Prior to the pandemic, Picchi did research in Quebec, Indonesia, and Tuscany for the project that intertwines three narratives.

The basic idea behind “About the End” is to immersively explore “the concept of ‘apocalypse’ in its emotional, metaphorical, philosophical and socio-political manifestations,” according to the synopsis, “ultimately touching on themes such as human transiency and vulnerability.”

In Quebec viewers will see a post-apocalyptic community of activists who are dismantling radar stations that had been installed in the Arctic region during the Cold War. The Indonesia shoot will look at how people live under the country’s most active volcano, Mount Merapi, their rituals to placate the gods and how they decide it’s time to evacuate. The Italy portion is set in an abandoned Tuscan monastery, the “Bug Out Location” chosen by an ascetic former nun named Teresa to prep for impending doom by praying, doing martial arts and wishing she had a gun.

“As a producer I always use narratives steeped in social reality as the starting point for my projects,” says Pompili who also has another doc in the works, titled “Abbiamo Vinto Noi” (“We Are The Winners”). It’s being helmed by veteran Italian documaker Giovanni Piperno who co-directed “Le Cose Belle” with Agostino Ferrente (“Selfie”).

“We Are The Winners” – on which Matteo Garrone’s Archimede is a minority co-producer – is set in youth centers on the impoverished outskirts of several Italian cities. It involves film laboratories held by Piperno with street kids who make shorts about life in their hoods.

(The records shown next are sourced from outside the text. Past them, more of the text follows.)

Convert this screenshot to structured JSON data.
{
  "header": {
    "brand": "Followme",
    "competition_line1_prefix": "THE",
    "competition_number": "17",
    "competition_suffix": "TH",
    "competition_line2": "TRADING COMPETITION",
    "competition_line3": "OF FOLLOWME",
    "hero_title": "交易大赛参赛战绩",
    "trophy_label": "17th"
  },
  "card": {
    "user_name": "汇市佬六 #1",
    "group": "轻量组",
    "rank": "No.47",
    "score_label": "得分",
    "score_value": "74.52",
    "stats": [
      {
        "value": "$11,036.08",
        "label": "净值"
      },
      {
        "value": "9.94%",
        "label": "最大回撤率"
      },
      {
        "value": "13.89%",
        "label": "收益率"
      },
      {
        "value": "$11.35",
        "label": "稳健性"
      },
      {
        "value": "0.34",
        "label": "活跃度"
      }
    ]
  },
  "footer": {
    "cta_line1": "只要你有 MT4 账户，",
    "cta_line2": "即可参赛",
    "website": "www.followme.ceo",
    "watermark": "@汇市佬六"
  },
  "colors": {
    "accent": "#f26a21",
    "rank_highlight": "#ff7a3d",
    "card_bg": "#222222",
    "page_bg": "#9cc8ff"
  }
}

The ongoing black-and-white project has already spawned several prizewinning shorts shot in Rome’s Tor Sapienza quarter.

Meanwhile in the scripted feature film realm, Kino recently made Carlo Sironi’s “Sole,” the love story intertwined with baby trafficking that’s been making an international splash after launching last year from Venice and Toronto (Sironi is among Variety’s 10 European Director’s to watch).

Kino’s new narrative feature film projects include “Delta” by Michele Vannucci (“Il Più Grande Sogno”) and “La Bella Estate,” a free-form adaptation of Cesare Pavese’s eponymous collection of short novels to be directed by Laura Luchetti whose drama “Twin Flower” is among Italy’s recent standout titles.